§ **Dataset records**:
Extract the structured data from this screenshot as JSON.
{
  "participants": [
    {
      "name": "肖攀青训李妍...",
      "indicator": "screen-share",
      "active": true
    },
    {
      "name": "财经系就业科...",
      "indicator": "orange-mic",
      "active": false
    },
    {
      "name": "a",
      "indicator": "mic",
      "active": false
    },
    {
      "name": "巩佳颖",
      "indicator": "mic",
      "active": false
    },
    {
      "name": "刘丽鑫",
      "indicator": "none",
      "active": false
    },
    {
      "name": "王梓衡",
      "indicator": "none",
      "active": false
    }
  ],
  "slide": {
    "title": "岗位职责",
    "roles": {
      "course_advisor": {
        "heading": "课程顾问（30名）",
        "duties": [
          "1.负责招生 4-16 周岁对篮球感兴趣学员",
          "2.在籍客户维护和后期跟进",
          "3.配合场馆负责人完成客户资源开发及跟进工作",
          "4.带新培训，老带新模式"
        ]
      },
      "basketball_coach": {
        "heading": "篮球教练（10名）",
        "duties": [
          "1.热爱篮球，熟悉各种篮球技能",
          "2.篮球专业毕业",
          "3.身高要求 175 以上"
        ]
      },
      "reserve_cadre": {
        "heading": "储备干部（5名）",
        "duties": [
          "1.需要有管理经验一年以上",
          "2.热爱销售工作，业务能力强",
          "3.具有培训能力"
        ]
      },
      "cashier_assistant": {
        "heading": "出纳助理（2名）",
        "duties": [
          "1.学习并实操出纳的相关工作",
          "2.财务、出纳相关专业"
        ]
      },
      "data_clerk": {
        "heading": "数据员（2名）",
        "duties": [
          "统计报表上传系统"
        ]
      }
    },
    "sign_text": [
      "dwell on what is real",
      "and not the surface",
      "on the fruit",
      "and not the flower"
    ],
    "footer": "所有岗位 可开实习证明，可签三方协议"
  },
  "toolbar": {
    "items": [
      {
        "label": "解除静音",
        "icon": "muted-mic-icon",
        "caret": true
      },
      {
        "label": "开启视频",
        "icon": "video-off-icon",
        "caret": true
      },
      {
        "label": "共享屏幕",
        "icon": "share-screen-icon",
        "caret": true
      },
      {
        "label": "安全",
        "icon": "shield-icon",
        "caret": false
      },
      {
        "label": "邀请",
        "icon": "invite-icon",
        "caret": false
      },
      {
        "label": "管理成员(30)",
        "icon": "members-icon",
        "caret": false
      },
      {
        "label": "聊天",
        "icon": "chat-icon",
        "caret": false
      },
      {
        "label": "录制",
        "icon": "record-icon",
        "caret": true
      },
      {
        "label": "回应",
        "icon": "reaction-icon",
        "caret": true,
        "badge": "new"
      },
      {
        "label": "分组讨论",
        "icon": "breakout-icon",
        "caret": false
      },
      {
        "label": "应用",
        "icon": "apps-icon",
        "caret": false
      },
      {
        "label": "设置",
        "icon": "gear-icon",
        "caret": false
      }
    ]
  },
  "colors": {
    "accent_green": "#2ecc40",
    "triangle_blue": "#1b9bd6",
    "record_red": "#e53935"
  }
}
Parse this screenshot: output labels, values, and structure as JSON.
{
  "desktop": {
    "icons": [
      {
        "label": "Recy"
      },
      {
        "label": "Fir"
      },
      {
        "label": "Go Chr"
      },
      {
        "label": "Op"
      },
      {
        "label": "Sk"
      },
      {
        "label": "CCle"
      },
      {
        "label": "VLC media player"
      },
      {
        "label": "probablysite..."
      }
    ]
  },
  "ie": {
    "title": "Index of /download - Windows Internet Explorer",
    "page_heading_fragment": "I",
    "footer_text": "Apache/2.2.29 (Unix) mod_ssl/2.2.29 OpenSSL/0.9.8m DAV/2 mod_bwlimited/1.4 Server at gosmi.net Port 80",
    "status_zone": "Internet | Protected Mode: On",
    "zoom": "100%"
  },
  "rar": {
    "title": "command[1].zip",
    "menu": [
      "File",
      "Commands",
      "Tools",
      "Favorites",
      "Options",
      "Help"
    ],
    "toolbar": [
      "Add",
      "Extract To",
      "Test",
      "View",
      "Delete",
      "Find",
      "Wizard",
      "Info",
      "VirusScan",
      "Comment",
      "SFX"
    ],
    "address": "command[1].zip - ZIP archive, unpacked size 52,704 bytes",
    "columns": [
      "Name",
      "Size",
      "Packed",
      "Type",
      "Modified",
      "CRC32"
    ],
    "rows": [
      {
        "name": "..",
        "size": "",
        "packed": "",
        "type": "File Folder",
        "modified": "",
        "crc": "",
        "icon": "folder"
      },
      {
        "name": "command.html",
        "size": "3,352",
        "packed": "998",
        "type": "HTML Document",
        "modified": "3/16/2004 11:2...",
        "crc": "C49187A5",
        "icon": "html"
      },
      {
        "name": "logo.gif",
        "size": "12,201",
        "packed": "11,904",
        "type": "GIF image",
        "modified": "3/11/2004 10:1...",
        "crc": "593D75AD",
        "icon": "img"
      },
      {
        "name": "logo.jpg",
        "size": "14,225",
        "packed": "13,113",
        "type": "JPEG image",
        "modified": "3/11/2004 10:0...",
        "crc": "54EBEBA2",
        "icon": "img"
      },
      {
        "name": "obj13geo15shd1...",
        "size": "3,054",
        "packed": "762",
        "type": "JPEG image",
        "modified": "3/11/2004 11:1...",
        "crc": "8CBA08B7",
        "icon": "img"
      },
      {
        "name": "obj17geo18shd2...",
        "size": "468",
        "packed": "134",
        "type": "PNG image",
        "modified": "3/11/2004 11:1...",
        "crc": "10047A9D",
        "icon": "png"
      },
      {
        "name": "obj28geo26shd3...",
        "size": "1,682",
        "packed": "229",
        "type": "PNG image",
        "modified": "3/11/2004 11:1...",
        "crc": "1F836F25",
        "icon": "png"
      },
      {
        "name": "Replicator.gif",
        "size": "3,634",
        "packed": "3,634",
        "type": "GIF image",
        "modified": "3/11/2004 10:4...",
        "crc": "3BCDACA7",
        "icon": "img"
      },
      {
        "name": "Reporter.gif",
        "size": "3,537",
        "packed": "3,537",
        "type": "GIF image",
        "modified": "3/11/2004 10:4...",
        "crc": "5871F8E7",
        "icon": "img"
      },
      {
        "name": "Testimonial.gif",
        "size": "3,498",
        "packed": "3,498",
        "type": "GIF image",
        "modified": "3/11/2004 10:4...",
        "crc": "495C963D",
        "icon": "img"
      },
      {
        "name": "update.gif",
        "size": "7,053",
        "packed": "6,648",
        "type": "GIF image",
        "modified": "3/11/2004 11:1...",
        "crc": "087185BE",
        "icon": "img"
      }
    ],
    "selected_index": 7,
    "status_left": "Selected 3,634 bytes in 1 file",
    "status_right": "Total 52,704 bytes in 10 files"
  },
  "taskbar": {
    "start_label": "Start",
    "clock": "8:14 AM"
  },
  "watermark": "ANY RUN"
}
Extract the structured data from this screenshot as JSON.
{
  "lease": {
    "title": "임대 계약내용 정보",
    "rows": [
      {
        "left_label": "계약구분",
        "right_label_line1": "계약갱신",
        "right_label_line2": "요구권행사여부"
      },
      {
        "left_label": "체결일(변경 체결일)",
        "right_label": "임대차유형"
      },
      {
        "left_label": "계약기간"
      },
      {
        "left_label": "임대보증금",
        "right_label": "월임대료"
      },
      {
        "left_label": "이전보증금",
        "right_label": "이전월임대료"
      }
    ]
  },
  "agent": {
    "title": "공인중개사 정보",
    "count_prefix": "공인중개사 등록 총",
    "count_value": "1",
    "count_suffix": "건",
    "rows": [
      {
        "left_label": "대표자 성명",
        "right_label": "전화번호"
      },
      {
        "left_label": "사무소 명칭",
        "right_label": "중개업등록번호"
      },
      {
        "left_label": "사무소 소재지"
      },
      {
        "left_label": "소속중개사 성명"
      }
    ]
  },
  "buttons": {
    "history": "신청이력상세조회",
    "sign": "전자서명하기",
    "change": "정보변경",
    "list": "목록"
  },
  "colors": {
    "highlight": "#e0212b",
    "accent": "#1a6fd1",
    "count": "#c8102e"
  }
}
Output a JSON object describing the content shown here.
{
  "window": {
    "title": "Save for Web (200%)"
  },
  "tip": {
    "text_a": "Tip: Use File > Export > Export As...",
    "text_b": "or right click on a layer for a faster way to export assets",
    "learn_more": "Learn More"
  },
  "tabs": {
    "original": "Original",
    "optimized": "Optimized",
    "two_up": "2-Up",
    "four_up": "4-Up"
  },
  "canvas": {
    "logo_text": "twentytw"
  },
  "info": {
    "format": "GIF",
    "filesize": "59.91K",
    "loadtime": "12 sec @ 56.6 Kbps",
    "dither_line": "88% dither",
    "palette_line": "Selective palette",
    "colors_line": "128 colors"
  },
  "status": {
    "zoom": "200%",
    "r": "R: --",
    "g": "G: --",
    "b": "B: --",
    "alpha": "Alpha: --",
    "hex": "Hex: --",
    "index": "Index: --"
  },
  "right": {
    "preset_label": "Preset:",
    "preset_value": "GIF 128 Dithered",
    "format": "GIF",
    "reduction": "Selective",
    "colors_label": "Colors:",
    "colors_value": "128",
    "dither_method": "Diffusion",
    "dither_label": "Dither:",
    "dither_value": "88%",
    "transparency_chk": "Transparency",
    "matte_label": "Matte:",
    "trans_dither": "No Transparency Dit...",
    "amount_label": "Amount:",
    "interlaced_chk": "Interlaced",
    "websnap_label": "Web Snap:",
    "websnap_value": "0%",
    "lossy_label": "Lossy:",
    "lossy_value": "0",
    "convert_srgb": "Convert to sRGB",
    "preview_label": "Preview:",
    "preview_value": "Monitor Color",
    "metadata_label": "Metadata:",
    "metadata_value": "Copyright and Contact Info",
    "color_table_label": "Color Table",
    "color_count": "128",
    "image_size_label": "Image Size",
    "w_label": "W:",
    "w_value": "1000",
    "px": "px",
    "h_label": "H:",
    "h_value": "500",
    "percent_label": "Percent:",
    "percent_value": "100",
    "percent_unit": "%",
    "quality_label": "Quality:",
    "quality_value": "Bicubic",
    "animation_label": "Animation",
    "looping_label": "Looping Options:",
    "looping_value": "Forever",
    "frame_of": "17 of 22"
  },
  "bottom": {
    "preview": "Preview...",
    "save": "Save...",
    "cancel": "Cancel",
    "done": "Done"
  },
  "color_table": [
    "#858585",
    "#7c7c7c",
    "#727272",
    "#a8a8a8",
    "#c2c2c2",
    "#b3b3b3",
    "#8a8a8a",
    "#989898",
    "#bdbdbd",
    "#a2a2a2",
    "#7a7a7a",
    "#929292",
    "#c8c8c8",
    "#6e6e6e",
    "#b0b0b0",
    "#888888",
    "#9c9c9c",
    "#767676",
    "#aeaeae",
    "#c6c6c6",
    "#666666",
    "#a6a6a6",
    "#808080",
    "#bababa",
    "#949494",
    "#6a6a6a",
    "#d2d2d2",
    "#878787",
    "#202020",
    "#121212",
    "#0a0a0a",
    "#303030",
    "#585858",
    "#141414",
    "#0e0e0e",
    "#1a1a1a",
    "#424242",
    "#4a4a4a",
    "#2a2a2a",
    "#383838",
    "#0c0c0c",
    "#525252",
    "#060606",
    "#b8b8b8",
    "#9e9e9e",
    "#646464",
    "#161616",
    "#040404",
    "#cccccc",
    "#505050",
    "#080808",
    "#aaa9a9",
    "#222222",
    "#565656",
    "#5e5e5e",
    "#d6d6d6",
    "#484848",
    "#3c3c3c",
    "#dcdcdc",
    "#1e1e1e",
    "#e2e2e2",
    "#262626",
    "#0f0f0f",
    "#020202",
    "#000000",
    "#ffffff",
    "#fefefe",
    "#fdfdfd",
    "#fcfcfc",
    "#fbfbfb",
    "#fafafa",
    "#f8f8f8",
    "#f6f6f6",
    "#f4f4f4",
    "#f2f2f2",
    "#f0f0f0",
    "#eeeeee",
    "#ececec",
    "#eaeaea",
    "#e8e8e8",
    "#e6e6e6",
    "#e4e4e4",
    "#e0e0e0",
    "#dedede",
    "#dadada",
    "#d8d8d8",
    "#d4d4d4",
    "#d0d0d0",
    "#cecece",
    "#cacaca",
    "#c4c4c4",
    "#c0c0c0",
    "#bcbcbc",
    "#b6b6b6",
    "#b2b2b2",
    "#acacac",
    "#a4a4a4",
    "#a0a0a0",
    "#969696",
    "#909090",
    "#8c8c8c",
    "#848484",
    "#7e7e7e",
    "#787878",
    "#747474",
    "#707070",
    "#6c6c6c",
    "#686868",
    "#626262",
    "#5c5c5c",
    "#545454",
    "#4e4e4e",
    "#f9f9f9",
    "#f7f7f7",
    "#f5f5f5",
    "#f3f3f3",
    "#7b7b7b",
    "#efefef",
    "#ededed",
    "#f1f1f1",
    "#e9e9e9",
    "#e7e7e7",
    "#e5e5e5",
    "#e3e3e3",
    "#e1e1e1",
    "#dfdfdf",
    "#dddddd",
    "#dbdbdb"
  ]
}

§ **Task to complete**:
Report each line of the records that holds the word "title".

§ **Solution for this problem**:
    "title": "岗位职责",
    "title": "Index of /download - Windows Internet Explorer",
    "title": "command[1].zip",
    "title": "임대 계약내용 정보",
    "title": "공인중개사 정보",
    "title": "Save for Web (200%)"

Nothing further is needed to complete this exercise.